[Your task] None of the pictures should be copied, though every line of the listing must be printed exactly.
** Stored data follows **
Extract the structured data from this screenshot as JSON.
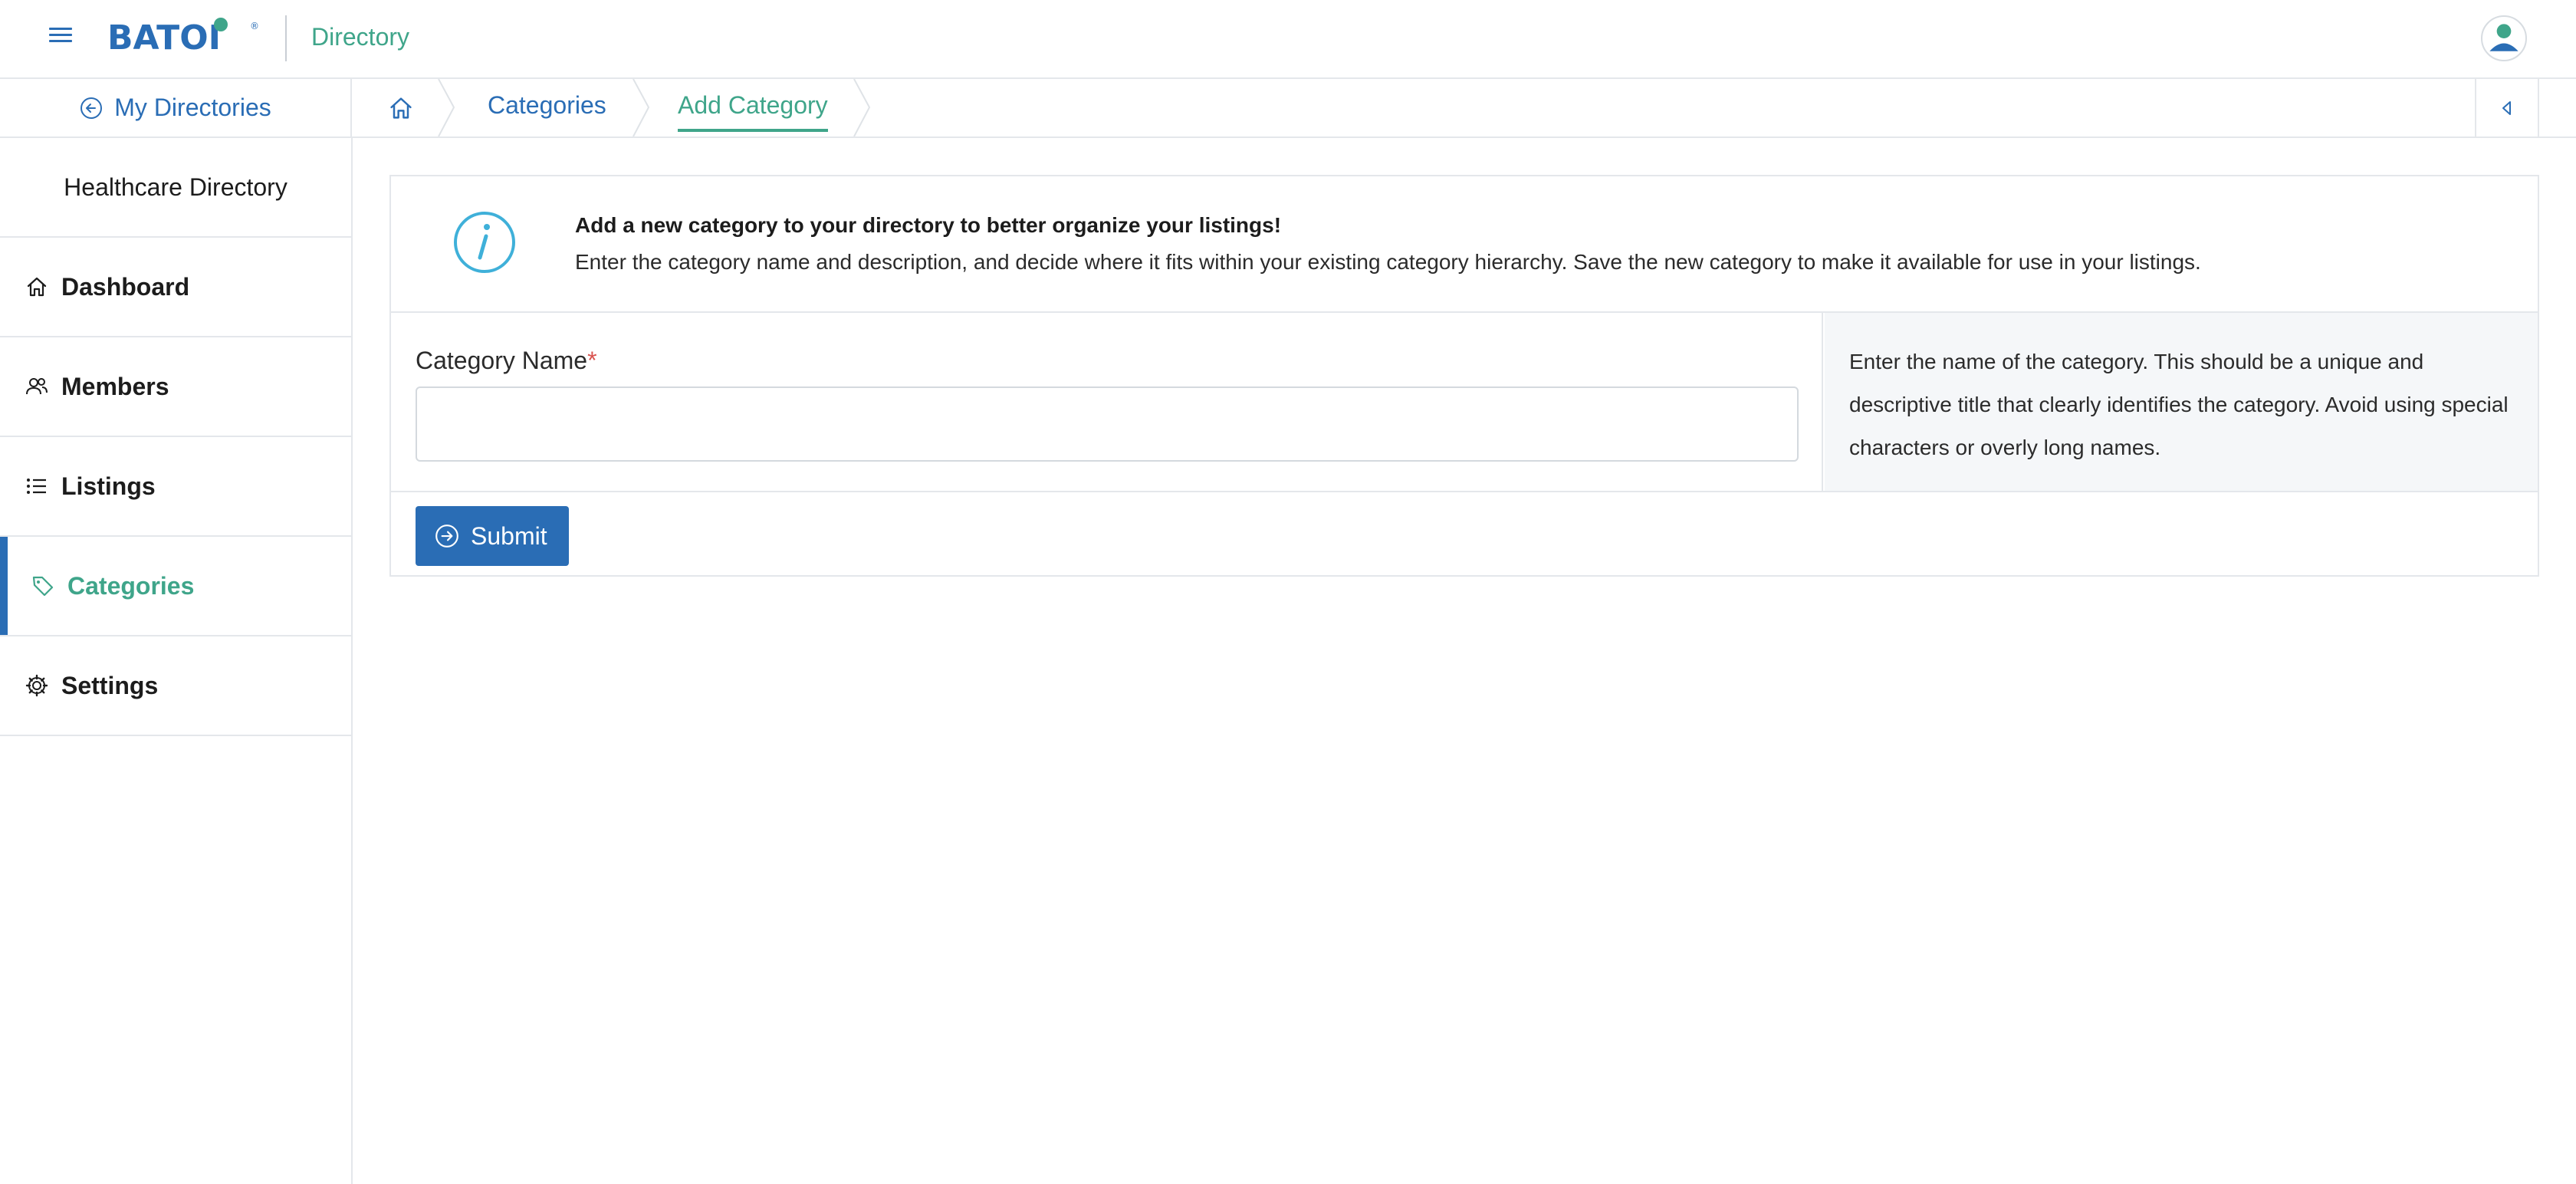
{
  "header": {
    "menu_icon": "hamburger-icon",
    "logo_text": "BATOI",
    "app_title": "Directory",
    "avatar_icon": "user-avatar-icon"
  },
  "breadcrumb": {
    "back_label": "My Directories",
    "back_icon": "arrow-left-circle-icon",
    "home_icon": "home-icon",
    "items": [
      {
        "label": "Categories"
      },
      {
        "label": "Add Category"
      }
    ],
    "collapse_icon": "caret-left-icon"
  },
  "sidebar": {
    "directory_name": "Healthcare Directory",
    "items": [
      {
        "label": "Dashboard",
        "icon": "home-icon"
      },
      {
        "label": "Members",
        "icon": "users-icon"
      },
      {
        "label": "Listings",
        "icon": "list-icon"
      },
      {
        "label": "Categories",
        "icon": "tag-icon",
        "active": true
      },
      {
        "label": "Settings",
        "icon": "gear-icon"
      }
    ]
  },
  "info": {
    "icon": "info-icon",
    "title": "Add a new category to your directory to better organize your listings!",
    "text": "Enter the category name and description, and decide where it fits within your existing category hierarchy. Save the new category to make it available for use in your listings."
  },
  "form": {
    "category_name_label": "Category Name",
    "required_mark": "*",
    "category_name_value": "",
    "help_text": "Enter the name of the category. This should be a unique and descriptive title that clearly identifies the category. Avoid using special characters or overly long names.",
    "submit_label": "Submit",
    "submit_icon": "arrow-right-circle-icon"
  },
  "colors": {
    "primary": "#2a6db5",
    "accent": "#3fa58a",
    "info_icon": "#3fb0d9",
    "border": "#e4e7eb",
    "help_bg": "#f5f7f9"
  }
}
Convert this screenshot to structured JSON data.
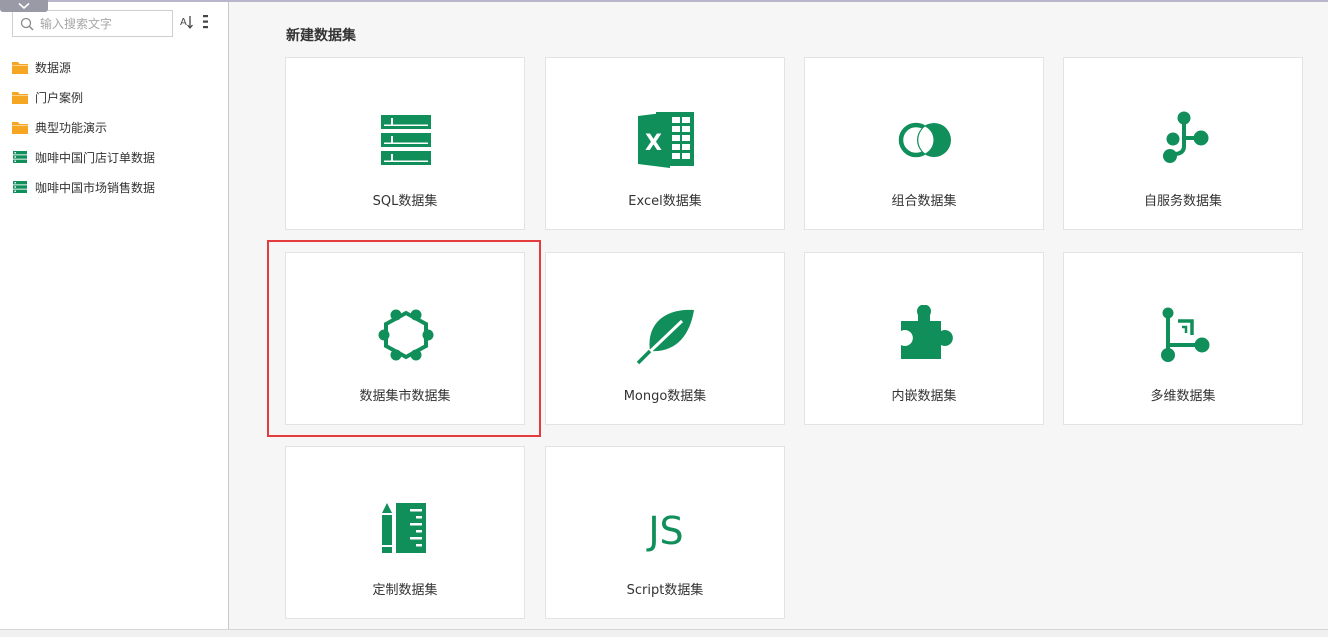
{
  "colors": {
    "accent_green": "#108f5a",
    "folder_orange": "#f5a623",
    "highlight_red": "#e43c3c"
  },
  "toolbar": {
    "collapse_icon": "chevron-down-icon",
    "sort_icon": "sort-icon",
    "menu_icon": "more-vertical-icon"
  },
  "search": {
    "placeholder": "输入搜索文字",
    "value": ""
  },
  "sidebar": {
    "items": [
      {
        "label": "数据源",
        "icon": "folder-icon"
      },
      {
        "label": "门户案例",
        "icon": "folder-icon"
      },
      {
        "label": "典型功能演示",
        "icon": "folder-icon"
      },
      {
        "label": "咖啡中国门店订单数据",
        "icon": "dataset-icon"
      },
      {
        "label": "咖啡中国市场销售数据",
        "icon": "dataset-icon"
      }
    ]
  },
  "main": {
    "title": "新建数据集",
    "cards": [
      {
        "label": "SQL数据集",
        "icon": "sql-table-icon"
      },
      {
        "label": "Excel数据集",
        "icon": "excel-icon"
      },
      {
        "label": "组合数据集",
        "icon": "combine-circles-icon"
      },
      {
        "label": "自服务数据集",
        "icon": "self-service-flow-icon"
      },
      {
        "label": "数据集市数据集",
        "icon": "hexagon-network-icon"
      },
      {
        "label": "Mongo数据集",
        "icon": "leaf-icon"
      },
      {
        "label": "内嵌数据集",
        "icon": "puzzle-icon"
      },
      {
        "label": "多维数据集",
        "icon": "multidimensional-icon"
      },
      {
        "label": "定制数据集",
        "icon": "pencil-ruler-icon"
      },
      {
        "label": "Script数据集",
        "icon": "js-script-icon"
      }
    ],
    "highlighted_card": "数据集市数据集"
  }
}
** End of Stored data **
[Task answer]
Extract the structured data from this screenshot as JSON.
{
  "header": {
    "menu_icon": "hamburger-icon",
    "logo_text": "BATOI",
    "app_title": "Directory",
    "avatar_icon": "user-avatar-icon"
  },
  "breadcrumb": {
    "back_label": "My Directories",
    "back_icon": "arrow-left-circle-icon",
    "home_icon": "home-icon",
    "items": [
      {
        "label": "Categories"
      },
      {
        "label": "Add Category"
      }
    ],
    "collapse_icon": "caret-left-icon"
  },
  "sidebar": {
    "directory_name": "Healthcare Directory",
    "items": [
      {
        "label": "Dashboard",
        "icon": "home-icon"
      },
      {
        "label": "Members",
        "icon": "users-icon"
      },
      {
        "label": "Listings",
        "icon": "list-icon"
      },
      {
        "label": "Categories",
        "icon": "tag-icon",
        "active": true
      },
      {
        "label": "Settings",
        "icon": "gear-icon"
      }
    ]
  },
  "info": {
    "icon": "info-icon",
    "title": "Add a new category to your directory to better organize your listings!",
    "text": "Enter the category name and description, and decide where it fits within your existing category hierarchy. Save the new category to make it available for use in your listings."
  },
  "form": {
    "category_name_label": "Category Name",
    "required_mark": "*",
    "category_name_value": "",
    "help_text": "Enter the name of the category. This should be a unique and descriptive title that clearly identifies the category. Avoid using special characters or overly long names.",
    "submit_label": "Submit",
    "submit_icon": "arrow-right-circle-icon"
  },
  "colors": {
    "primary": "#2a6db5",
    "accent": "#3fa58a",
    "info_icon": "#3fb0d9",
    "border": "#e4e7eb",
    "help_bg": "#f5f7f9"
  }
}
Convert this screenshot to structured JSON data.
{
  "colors": {
    "accent_green": "#108f5a",
    "folder_orange": "#f5a623",
    "highlight_red": "#e43c3c"
  },
  "toolbar": {
    "collapse_icon": "chevron-down-icon",
    "sort_icon": "sort-icon",
    "menu_icon": "more-vertical-icon"
  },
  "search": {
    "placeholder": "输入搜索文字",
    "value": ""
  },
  "sidebar": {
    "items": [
      {
        "label": "数据源",
        "icon": "folder-icon"
      },
      {
        "label": "门户案例",
        "icon": "folder-icon"
      },
      {
        "label": "典型功能演示",
        "icon": "folder-icon"
      },
      {
        "label": "咖啡中国门店订单数据",
        "icon": "dataset-icon"
      },
      {
        "label": "咖啡中国市场销售数据",
        "icon": "dataset-icon"
      }
    ]
  },
  "main": {
    "title": "新建数据集",
    "cards": [
      {
        "label": "SQL数据集",
        "icon": "sql-table-icon"
      },
      {
        "label": "Excel数据集",
        "icon": "excel-icon"
      },
      {
        "label": "组合数据集",
        "icon": "combine-circles-icon"
      },
      {
        "label": "自服务数据集",
        "icon": "self-service-flow-icon"
      },
      {
        "label": "数据集市数据集",
        "icon": "hexagon-network-icon"
      },
      {
        "label": "Mongo数据集",
        "icon": "leaf-icon"
      },
      {
        "label": "内嵌数据集",
        "icon": "puzzle-icon"
      },
      {
        "label": "多维数据集",
        "icon": "multidimensional-icon"
      },
      {
        "label": "定制数据集",
        "icon": "pencil-ruler-icon"
      },
      {
        "label": "Script数据集",
        "icon": "js-script-icon"
      }
    ],
    "highlighted_card": "数据集市数据集"
  }
}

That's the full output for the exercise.